_TASK REQUIREMENTS:_
Copy each line of the data below with the word "prompt".

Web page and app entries
━━━
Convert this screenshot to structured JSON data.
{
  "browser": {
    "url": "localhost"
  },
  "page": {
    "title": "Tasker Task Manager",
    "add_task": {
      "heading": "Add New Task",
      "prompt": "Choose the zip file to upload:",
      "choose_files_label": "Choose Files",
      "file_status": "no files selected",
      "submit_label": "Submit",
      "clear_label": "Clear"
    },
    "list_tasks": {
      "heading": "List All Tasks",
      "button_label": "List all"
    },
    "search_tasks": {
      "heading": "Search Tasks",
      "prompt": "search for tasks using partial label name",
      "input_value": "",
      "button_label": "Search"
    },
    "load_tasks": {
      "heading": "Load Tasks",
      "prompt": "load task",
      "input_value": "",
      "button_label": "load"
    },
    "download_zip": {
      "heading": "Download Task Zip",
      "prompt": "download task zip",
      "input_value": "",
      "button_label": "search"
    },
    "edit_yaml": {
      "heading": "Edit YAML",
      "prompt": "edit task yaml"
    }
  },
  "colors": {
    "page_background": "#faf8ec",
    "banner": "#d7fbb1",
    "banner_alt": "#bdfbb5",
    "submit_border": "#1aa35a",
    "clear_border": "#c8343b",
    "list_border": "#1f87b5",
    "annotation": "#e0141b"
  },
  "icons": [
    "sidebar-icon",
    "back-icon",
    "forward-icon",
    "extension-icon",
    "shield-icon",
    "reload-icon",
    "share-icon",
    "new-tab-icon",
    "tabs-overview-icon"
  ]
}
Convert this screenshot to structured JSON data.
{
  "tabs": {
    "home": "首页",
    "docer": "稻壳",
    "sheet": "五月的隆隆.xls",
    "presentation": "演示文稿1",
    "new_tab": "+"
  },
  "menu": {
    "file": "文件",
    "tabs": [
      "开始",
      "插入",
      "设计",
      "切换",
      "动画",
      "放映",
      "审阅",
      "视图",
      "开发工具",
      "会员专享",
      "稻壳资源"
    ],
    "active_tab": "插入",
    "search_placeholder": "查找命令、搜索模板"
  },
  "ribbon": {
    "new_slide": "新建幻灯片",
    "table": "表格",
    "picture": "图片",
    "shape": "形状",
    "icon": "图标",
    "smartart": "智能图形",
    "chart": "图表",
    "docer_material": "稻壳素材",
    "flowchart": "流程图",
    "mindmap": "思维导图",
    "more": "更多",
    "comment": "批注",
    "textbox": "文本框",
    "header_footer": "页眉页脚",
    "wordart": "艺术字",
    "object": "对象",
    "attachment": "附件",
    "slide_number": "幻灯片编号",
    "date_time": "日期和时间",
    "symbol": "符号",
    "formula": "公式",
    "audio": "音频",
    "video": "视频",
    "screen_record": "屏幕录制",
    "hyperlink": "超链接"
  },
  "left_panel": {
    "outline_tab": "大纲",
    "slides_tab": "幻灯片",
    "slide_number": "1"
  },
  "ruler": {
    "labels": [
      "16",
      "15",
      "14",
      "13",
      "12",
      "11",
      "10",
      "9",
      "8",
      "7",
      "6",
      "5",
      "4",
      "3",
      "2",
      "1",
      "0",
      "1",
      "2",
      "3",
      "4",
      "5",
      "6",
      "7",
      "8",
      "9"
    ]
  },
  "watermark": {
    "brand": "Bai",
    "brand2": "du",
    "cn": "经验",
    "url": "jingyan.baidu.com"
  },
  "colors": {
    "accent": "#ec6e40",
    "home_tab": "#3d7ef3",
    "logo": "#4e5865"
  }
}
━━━
_RESPONSE FOR THIS EXERCISE:_
      "prompt": "Choose the zip file to upload:",
      "prompt": "search for tasks using partial label name",
      "prompt": "load task",
      "prompt": "download task zip",
      "prompt": "edit task yaml"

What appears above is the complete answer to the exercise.